(RECORDS PROVIDED Opens)
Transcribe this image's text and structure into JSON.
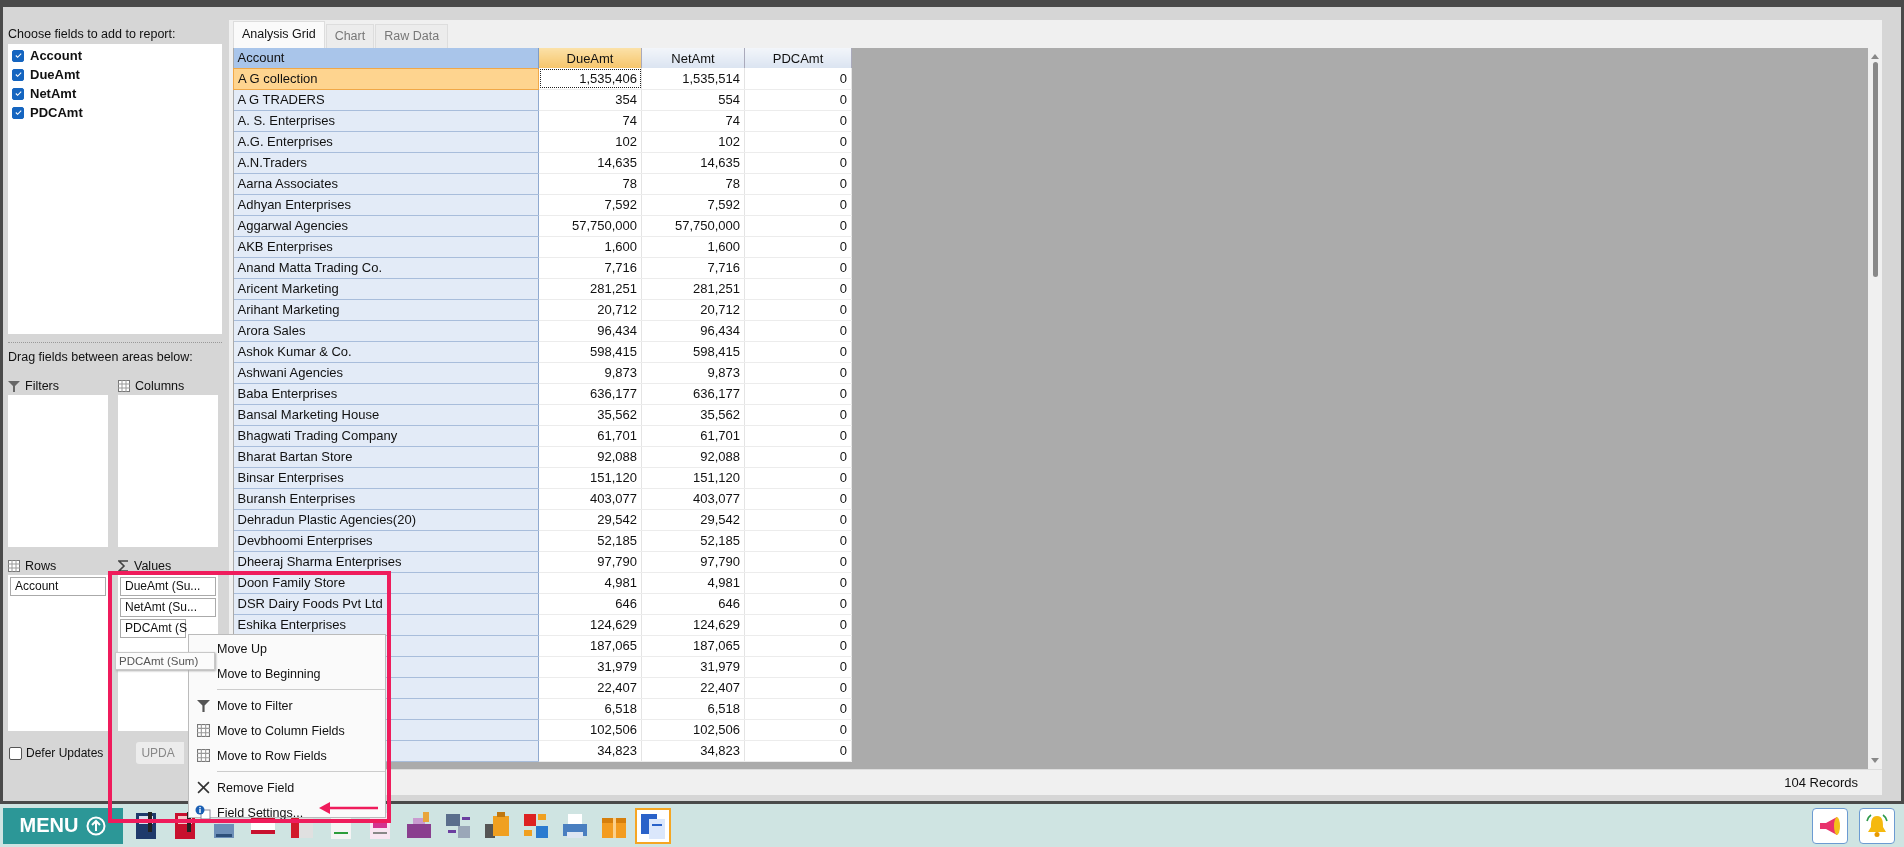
{
  "field_list": {
    "label": "Choose fields to add to report:",
    "fields": [
      {
        "name": "Account",
        "checked": true
      },
      {
        "name": "DueAmt",
        "checked": true
      },
      {
        "name": "NetAmt",
        "checked": true
      },
      {
        "name": "PDCAmt",
        "checked": true
      }
    ]
  },
  "areas_label": "Drag fields between areas below:",
  "areas": {
    "filters": {
      "label": "Filters"
    },
    "columns": {
      "label": "Columns"
    },
    "rows": {
      "label": "Rows",
      "items": [
        "Account"
      ]
    },
    "values": {
      "label": "Values",
      "items": [
        "DueAmt (Su...",
        "NetAmt (Su...",
        "PDCAmt (S"
      ]
    }
  },
  "defer_updates": {
    "label": "Defer Updates",
    "checked": false
  },
  "update_button": "UPDA",
  "tooltip": "PDCAmt (Sum)",
  "tabs": [
    {
      "label": "Analysis Grid",
      "selected": true
    },
    {
      "label": "Chart",
      "selected": false
    },
    {
      "label": "Raw Data",
      "selected": false
    }
  ],
  "grid": {
    "columns": [
      {
        "label": "Account",
        "selected": false
      },
      {
        "label": "DueAmt",
        "selected": true
      },
      {
        "label": "NetAmt",
        "selected": false
      },
      {
        "label": "PDCAmt",
        "selected": false
      }
    ],
    "rows": [
      {
        "account": "A G collection",
        "values": [
          "1,535,406",
          "1,535,514",
          "0"
        ],
        "selected": true
      },
      {
        "account": "A G TRADERS",
        "values": [
          "354",
          "554",
          "0"
        ],
        "selected": false
      },
      {
        "account": "A. S. Enterprises",
        "values": [
          "74",
          "74",
          "0"
        ],
        "selected": false
      },
      {
        "account": "A.G. Enterprises",
        "values": [
          "102",
          "102",
          "0"
        ],
        "selected": false
      },
      {
        "account": "A.N.Traders",
        "values": [
          "14,635",
          "14,635",
          "0"
        ],
        "selected": false
      },
      {
        "account": "Aarna Associates",
        "values": [
          "78",
          "78",
          "0"
        ],
        "selected": false
      },
      {
        "account": "Adhyan Enterprises",
        "values": [
          "7,592",
          "7,592",
          "0"
        ],
        "selected": false
      },
      {
        "account": "Aggarwal Agencies",
        "values": [
          "57,750,000",
          "57,750,000",
          "0"
        ],
        "selected": false
      },
      {
        "account": "AKB Enterprises",
        "values": [
          "1,600",
          "1,600",
          "0"
        ],
        "selected": false
      },
      {
        "account": "Anand Matta Trading Co.",
        "values": [
          "7,716",
          "7,716",
          "0"
        ],
        "selected": false
      },
      {
        "account": "Aricent Marketing",
        "values": [
          "281,251",
          "281,251",
          "0"
        ],
        "selected": false
      },
      {
        "account": "Arihant Marketing",
        "values": [
          "20,712",
          "20,712",
          "0"
        ],
        "selected": false
      },
      {
        "account": "Arora Sales",
        "values": [
          "96,434",
          "96,434",
          "0"
        ],
        "selected": false
      },
      {
        "account": "Ashok Kumar & Co.",
        "values": [
          "598,415",
          "598,415",
          "0"
        ],
        "selected": false
      },
      {
        "account": "Ashwani Agencies",
        "values": [
          "9,873",
          "9,873",
          "0"
        ],
        "selected": false
      },
      {
        "account": "Baba Enterprises",
        "values": [
          "636,177",
          "636,177",
          "0"
        ],
        "selected": false
      },
      {
        "account": "Bansal Marketing House",
        "values": [
          "35,562",
          "35,562",
          "0"
        ],
        "selected": false
      },
      {
        "account": "Bhagwati Trading Company",
        "values": [
          "61,701",
          "61,701",
          "0"
        ],
        "selected": false
      },
      {
        "account": "Bharat Bartan Store",
        "values": [
          "92,088",
          "92,088",
          "0"
        ],
        "selected": false
      },
      {
        "account": "Binsar Enterprises",
        "values": [
          "151,120",
          "151,120",
          "0"
        ],
        "selected": false
      },
      {
        "account": "Buransh Enterprises",
        "values": [
          "403,077",
          "403,077",
          "0"
        ],
        "selected": false
      },
      {
        "account": "Dehradun Plastic Agencies(20)",
        "values": [
          "29,542",
          "29,542",
          "0"
        ],
        "selected": false
      },
      {
        "account": "Devbhoomi Enterprises",
        "values": [
          "52,185",
          "52,185",
          "0"
        ],
        "selected": false
      },
      {
        "account": "Dheeraj Sharma Enterprises",
        "values": [
          "97,790",
          "97,790",
          "0"
        ],
        "selected": false
      },
      {
        "account": "Doon Family Store",
        "values": [
          "4,981",
          "4,981",
          "0"
        ],
        "selected": false
      },
      {
        "account": "DSR Dairy Foods Pvt Ltd",
        "values": [
          "646",
          "646",
          "0"
        ],
        "selected": false
      },
      {
        "account": "Eshika Enterprises",
        "values": [
          "124,629",
          "124,629",
          "0"
        ],
        "selected": false
      },
      {
        "values": [
          "187,065",
          "187,065",
          "0"
        ],
        "selected": false
      },
      {
        "values": [
          "31,979",
          "31,979",
          "0"
        ],
        "selected": false
      },
      {
        "values": [
          "22,407",
          "22,407",
          "0"
        ],
        "selected": false
      },
      {
        "values": [
          "6,518",
          "6,518",
          "0"
        ],
        "selected": false
      },
      {
        "values": [
          "102,506",
          "102,506",
          "0"
        ],
        "selected": false
      },
      {
        "values": [
          "34,823",
          "34,823",
          "0"
        ],
        "selected": false
      }
    ]
  },
  "status_bar": {
    "records": "104 Records"
  },
  "context_menu": {
    "groups": [
      [
        "Move Up",
        "Move to Beginning"
      ],
      [
        "Move to Filter",
        "Move to Column Fields",
        "Move to Row Fields"
      ],
      [
        "Remove Field",
        "Field Settings..."
      ]
    ]
  },
  "taskbar": {
    "menu_button": "MENU"
  }
}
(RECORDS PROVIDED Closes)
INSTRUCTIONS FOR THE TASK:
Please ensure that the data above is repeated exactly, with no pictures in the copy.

SOLUTION:
Transcribe this image's text and structure into JSON.
{
  "field_list": {
    "label": "Choose fields to add to report:",
    "fields": [
      {
        "name": "Account",
        "checked": true
      },
      {
        "name": "DueAmt",
        "checked": true
      },
      {
        "name": "NetAmt",
        "checked": true
      },
      {
        "name": "PDCAmt",
        "checked": true
      }
    ]
  },
  "areas_label": "Drag fields between areas below:",
  "areas": {
    "filters": {
      "label": "Filters"
    },
    "columns": {
      "label": "Columns"
    },
    "rows": {
      "label": "Rows",
      "items": [
        "Account"
      ]
    },
    "values": {
      "label": "Values",
      "items": [
        "DueAmt (Su...",
        "NetAmt (Su...",
        "PDCAmt (S"
      ]
    }
  },
  "defer_updates": {
    "label": "Defer Updates",
    "checked": false
  },
  "update_button": "UPDA",
  "tooltip": "PDCAmt (Sum)",
  "tabs": [
    {
      "label": "Analysis Grid",
      "selected": true
    },
    {
      "label": "Chart",
      "selected": false
    },
    {
      "label": "Raw Data",
      "selected": false
    }
  ],
  "grid": {
    "columns": [
      {
        "label": "Account",
        "selected": false
      },
      {
        "label": "DueAmt",
        "selected": true
      },
      {
        "label": "NetAmt",
        "selected": false
      },
      {
        "label": "PDCAmt",
        "selected": false
      }
    ],
    "rows": [
      {
        "account": "A G collection",
        "values": [
          "1,535,406",
          "1,535,514",
          "0"
        ],
        "selected": true
      },
      {
        "account": "A G TRADERS",
        "values": [
          "354",
          "554",
          "0"
        ],
        "selected": false
      },
      {
        "account": "A. S. Enterprises",
        "values": [
          "74",
          "74",
          "0"
        ],
        "selected": false
      },
      {
        "account": "A.G. Enterprises",
        "values": [
          "102",
          "102",
          "0"
        ],
        "selected": false
      },
      {
        "account": "A.N.Traders",
        "values": [
          "14,635",
          "14,635",
          "0"
        ],
        "selected": false
      },
      {
        "account": "Aarna Associates",
        "values": [
          "78",
          "78",
          "0"
        ],
        "selected": false
      },
      {
        "account": "Adhyan Enterprises",
        "values": [
          "7,592",
          "7,592",
          "0"
        ],
        "selected": false
      },
      {
        "account": "Aggarwal Agencies",
        "values": [
          "57,750,000",
          "57,750,000",
          "0"
        ],
        "selected": false
      },
      {
        "account": "AKB Enterprises",
        "values": [
          "1,600",
          "1,600",
          "0"
        ],
        "selected": false
      },
      {
        "account": "Anand Matta Trading Co.",
        "values": [
          "7,716",
          "7,716",
          "0"
        ],
        "selected": false
      },
      {
        "account": "Aricent Marketing",
        "values": [
          "281,251",
          "281,251",
          "0"
        ],
        "selected": false
      },
      {
        "account": "Arihant Marketing",
        "values": [
          "20,712",
          "20,712",
          "0"
        ],
        "selected": false
      },
      {
        "account": "Arora Sales",
        "values": [
          "96,434",
          "96,434",
          "0"
        ],
        "selected": false
      },
      {
        "account": "Ashok Kumar & Co.",
        "values": [
          "598,415",
          "598,415",
          "0"
        ],
        "selected": false
      },
      {
        "account": "Ashwani Agencies",
        "values": [
          "9,873",
          "9,873",
          "0"
        ],
        "selected": false
      },
      {
        "account": "Baba Enterprises",
        "values": [
          "636,177",
          "636,177",
          "0"
        ],
        "selected": false
      },
      {
        "account": "Bansal Marketing House",
        "values": [
          "35,562",
          "35,562",
          "0"
        ],
        "selected": false
      },
      {
        "account": "Bhagwati Trading Company",
        "values": [
          "61,701",
          "61,701",
          "0"
        ],
        "selected": false
      },
      {
        "account": "Bharat Bartan Store",
        "values": [
          "92,088",
          "92,088",
          "0"
        ],
        "selected": false
      },
      {
        "account": "Binsar Enterprises",
        "values": [
          "151,120",
          "151,120",
          "0"
        ],
        "selected": false
      },
      {
        "account": "Buransh Enterprises",
        "values": [
          "403,077",
          "403,077",
          "0"
        ],
        "selected": false
      },
      {
        "account": "Dehradun Plastic Agencies(20)",
        "values": [
          "29,542",
          "29,542",
          "0"
        ],
        "selected": false
      },
      {
        "account": "Devbhoomi Enterprises",
        "values": [
          "52,185",
          "52,185",
          "0"
        ],
        "selected": false
      },
      {
        "account": "Dheeraj Sharma Enterprises",
        "values": [
          "97,790",
          "97,790",
          "0"
        ],
        "selected": false
      },
      {
        "account": "Doon Family Store",
        "values": [
          "4,981",
          "4,981",
          "0"
        ],
        "selected": false
      },
      {
        "account": "DSR Dairy Foods Pvt Ltd",
        "values": [
          "646",
          "646",
          "0"
        ],
        "selected": false
      },
      {
        "account": "Eshika Enterprises",
        "values": [
          "124,629",
          "124,629",
          "0"
        ],
        "selected": false
      },
      {
        "values": [
          "187,065",
          "187,065",
          "0"
        ],
        "selected": false
      },
      {
        "values": [
          "31,979",
          "31,979",
          "0"
        ],
        "selected": false
      },
      {
        "values": [
          "22,407",
          "22,407",
          "0"
        ],
        "selected": false
      },
      {
        "values": [
          "6,518",
          "6,518",
          "0"
        ],
        "selected": false
      },
      {
        "values": [
          "102,506",
          "102,506",
          "0"
        ],
        "selected": false
      },
      {
        "values": [
          "34,823",
          "34,823",
          "0"
        ],
        "selected": false
      }
    ]
  },
  "status_bar": {
    "records": "104 Records"
  },
  "context_menu": {
    "groups": [
      [
        "Move Up",
        "Move to Beginning"
      ],
      [
        "Move to Filter",
        "Move to Column Fields",
        "Move to Row Fields"
      ],
      [
        "Remove Field",
        "Field Settings..."
      ]
    ]
  },
  "taskbar": {
    "menu_button": "MENU"
  }
}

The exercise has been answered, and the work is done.